[Entries from a dataset of interfaces]

■ ■ ■ ■

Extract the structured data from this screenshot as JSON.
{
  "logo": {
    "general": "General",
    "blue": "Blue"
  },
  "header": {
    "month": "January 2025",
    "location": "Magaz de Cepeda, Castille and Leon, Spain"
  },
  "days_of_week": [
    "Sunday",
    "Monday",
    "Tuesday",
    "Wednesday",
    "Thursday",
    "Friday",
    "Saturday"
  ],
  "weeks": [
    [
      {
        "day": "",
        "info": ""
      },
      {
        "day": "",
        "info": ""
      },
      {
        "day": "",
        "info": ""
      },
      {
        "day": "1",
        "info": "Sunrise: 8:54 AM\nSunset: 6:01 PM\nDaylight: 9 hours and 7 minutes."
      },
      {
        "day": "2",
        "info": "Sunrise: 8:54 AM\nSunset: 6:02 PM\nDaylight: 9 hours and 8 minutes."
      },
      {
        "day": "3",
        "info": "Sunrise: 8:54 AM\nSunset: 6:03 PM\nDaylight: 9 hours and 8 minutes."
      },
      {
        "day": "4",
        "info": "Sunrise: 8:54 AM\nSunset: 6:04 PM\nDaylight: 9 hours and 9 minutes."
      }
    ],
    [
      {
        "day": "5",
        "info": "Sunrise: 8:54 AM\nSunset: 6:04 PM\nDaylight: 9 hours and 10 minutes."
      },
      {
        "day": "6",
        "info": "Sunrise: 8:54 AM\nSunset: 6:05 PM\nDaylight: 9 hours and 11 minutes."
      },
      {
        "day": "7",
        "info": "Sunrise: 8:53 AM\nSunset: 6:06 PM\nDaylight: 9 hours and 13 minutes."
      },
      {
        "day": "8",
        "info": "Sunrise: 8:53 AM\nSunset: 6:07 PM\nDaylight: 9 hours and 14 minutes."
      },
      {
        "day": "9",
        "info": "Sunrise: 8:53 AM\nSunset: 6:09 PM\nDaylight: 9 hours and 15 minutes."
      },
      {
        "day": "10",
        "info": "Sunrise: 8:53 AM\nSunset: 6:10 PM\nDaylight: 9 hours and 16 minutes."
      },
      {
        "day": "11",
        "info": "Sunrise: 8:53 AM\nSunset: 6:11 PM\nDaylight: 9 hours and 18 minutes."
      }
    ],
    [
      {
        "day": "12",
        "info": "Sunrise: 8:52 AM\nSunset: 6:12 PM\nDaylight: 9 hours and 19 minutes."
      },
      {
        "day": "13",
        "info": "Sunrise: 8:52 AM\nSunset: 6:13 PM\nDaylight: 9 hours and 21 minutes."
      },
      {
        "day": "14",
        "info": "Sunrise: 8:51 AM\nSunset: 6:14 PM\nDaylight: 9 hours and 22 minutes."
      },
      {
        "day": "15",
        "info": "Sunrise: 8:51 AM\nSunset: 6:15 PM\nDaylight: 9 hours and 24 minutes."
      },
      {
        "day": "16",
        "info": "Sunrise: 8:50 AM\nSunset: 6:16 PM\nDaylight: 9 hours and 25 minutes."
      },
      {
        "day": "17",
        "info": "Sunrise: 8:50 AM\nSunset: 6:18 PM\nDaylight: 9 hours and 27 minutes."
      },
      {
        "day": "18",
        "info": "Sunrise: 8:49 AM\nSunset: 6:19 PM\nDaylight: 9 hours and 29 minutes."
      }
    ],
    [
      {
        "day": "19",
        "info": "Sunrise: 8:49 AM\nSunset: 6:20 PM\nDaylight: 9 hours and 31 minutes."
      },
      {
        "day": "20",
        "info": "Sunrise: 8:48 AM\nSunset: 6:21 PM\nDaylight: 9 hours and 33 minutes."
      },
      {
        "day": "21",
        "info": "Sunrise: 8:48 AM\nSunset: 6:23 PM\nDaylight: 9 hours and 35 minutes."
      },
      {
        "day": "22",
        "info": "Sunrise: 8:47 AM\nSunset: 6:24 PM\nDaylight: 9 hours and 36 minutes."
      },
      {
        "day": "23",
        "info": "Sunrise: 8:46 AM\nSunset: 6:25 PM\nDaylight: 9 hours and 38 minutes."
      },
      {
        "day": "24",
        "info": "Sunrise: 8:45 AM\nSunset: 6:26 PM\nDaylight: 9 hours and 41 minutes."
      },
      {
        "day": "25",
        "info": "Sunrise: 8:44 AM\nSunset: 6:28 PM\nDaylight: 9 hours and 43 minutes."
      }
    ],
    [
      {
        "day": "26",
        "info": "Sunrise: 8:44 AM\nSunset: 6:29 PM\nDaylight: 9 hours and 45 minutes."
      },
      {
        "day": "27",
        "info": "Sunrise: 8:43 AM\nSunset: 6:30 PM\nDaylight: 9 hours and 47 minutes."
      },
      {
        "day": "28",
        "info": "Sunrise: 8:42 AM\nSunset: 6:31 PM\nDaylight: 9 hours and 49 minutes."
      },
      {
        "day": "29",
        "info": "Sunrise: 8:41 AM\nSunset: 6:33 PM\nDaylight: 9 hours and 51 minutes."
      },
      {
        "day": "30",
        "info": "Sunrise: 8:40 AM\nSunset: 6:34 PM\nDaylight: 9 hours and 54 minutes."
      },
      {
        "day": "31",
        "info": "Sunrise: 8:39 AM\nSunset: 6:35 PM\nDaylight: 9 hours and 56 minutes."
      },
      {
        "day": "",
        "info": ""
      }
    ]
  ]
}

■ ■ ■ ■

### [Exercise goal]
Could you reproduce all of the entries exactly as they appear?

### [Task answer]
Extract the structured data from this screenshot as JSON.
{
  "logo": {
    "general": "General",
    "blue": "Blue"
  },
  "header": {
    "month": "January 2025",
    "location": "Magaz de Cepeda, Castille and Leon, Spain"
  },
  "days_of_week": [
    "Sunday",
    "Monday",
    "Tuesday",
    "Wednesday",
    "Thursday",
    "Friday",
    "Saturday"
  ],
  "weeks": [
    [
      {
        "day": "",
        "info": ""
      },
      {
        "day": "",
        "info": ""
      },
      {
        "day": "",
        "info": ""
      },
      {
        "day": "1",
        "info": "Sunrise: 8:54 AM\nSunset: 6:01 PM\nDaylight: 9 hours and 7 minutes."
      },
      {
        "day": "2",
        "info": "Sunrise: 8:54 AM\nSunset: 6:02 PM\nDaylight: 9 hours and 8 minutes."
      },
      {
        "day": "3",
        "info": "Sunrise: 8:54 AM\nSunset: 6:03 PM\nDaylight: 9 hours and 8 minutes."
      },
      {
        "day": "4",
        "info": "Sunrise: 8:54 AM\nSunset: 6:04 PM\nDaylight: 9 hours and 9 minutes."
      }
    ],
    [
      {
        "day": "5",
        "info": "Sunrise: 8:54 AM\nSunset: 6:04 PM\nDaylight: 9 hours and 10 minutes."
      },
      {
        "day": "6",
        "info": "Sunrise: 8:54 AM\nSunset: 6:05 PM\nDaylight: 9 hours and 11 minutes."
      },
      {
        "day": "7",
        "info": "Sunrise: 8:53 AM\nSunset: 6:06 PM\nDaylight: 9 hours and 13 minutes."
      },
      {
        "day": "8",
        "info": "Sunrise: 8:53 AM\nSunset: 6:07 PM\nDaylight: 9 hours and 14 minutes."
      },
      {
        "day": "9",
        "info": "Sunrise: 8:53 AM\nSunset: 6:09 PM\nDaylight: 9 hours and 15 minutes."
      },
      {
        "day": "10",
        "info": "Sunrise: 8:53 AM\nSunset: 6:10 PM\nDaylight: 9 hours and 16 minutes."
      },
      {
        "day": "11",
        "info": "Sunrise: 8:53 AM\nSunset: 6:11 PM\nDaylight: 9 hours and 18 minutes."
      }
    ],
    [
      {
        "day": "12",
        "info": "Sunrise: 8:52 AM\nSunset: 6:12 PM\nDaylight: 9 hours and 19 minutes."
      },
      {
        "day": "13",
        "info": "Sunrise: 8:52 AM\nSunset: 6:13 PM\nDaylight: 9 hours and 21 minutes."
      },
      {
        "day": "14",
        "info": "Sunrise: 8:51 AM\nSunset: 6:14 PM\nDaylight: 9 hours and 22 minutes."
      },
      {
        "day": "15",
        "info": "Sunrise: 8:51 AM\nSunset: 6:15 PM\nDaylight: 9 hours and 24 minutes."
      },
      {
        "day": "16",
        "info": "Sunrise: 8:50 AM\nSunset: 6:16 PM\nDaylight: 9 hours and 25 minutes."
      },
      {
        "day": "17",
        "info": "Sunrise: 8:50 AM\nSunset: 6:18 PM\nDaylight: 9 hours and 27 minutes."
      },
      {
        "day": "18",
        "info": "Sunrise: 8:49 AM\nSunset: 6:19 PM\nDaylight: 9 hours and 29 minutes."
      }
    ],
    [
      {
        "day": "19",
        "info": "Sunrise: 8:49 AM\nSunset: 6:20 PM\nDaylight: 9 hours and 31 minutes."
      },
      {
        "day": "20",
        "info": "Sunrise: 8:48 AM\nSunset: 6:21 PM\nDaylight: 9 hours and 33 minutes."
      },
      {
        "day": "21",
        "info": "Sunrise: 8:48 AM\nSunset: 6:23 PM\nDaylight: 9 hours and 35 minutes."
      },
      {
        "day": "22",
        "info": "Sunrise: 8:47 AM\nSunset: 6:24 PM\nDaylight: 9 hours and 36 minutes."
      },
      {
        "day": "23",
        "info": "Sunrise: 8:46 AM\nSunset: 6:25 PM\nDaylight: 9 hours and 38 minutes."
      },
      {
        "day": "24",
        "info": "Sunrise: 8:45 AM\nSunset: 6:26 PM\nDaylight: 9 hours and 41 minutes."
      },
      {
        "day": "25",
        "info": "Sunrise: 8:44 AM\nSunset: 6:28 PM\nDaylight: 9 hours and 43 minutes."
      }
    ],
    [
      {
        "day": "26",
        "info": "Sunrise: 8:44 AM\nSunset: 6:29 PM\nDaylight: 9 hours and 45 minutes."
      },
      {
        "day": "27",
        "info": "Sunrise: 8:43 AM\nSunset: 6:30 PM\nDaylight: 9 hours and 47 minutes."
      },
      {
        "day": "28",
        "info": "Sunrise: 8:42 AM\nSunset: 6:31 PM\nDaylight: 9 hours and 49 minutes."
      },
      {
        "day": "29",
        "info": "Sunrise: 8:41 AM\nSunset: 6:33 PM\nDaylight: 9 hours and 51 minutes."
      },
      {
        "day": "30",
        "info": "Sunrise: 8:40 AM\nSunset: 6:34 PM\nDaylight: 9 hours and 54 minutes."
      },
      {
        "day": "31",
        "info": "Sunrise: 8:39 AM\nSunset: 6:35 PM\nDaylight: 9 hours and 56 minutes."
      },
      {
        "day": "",
        "info": ""
      }
    ]
  ]
}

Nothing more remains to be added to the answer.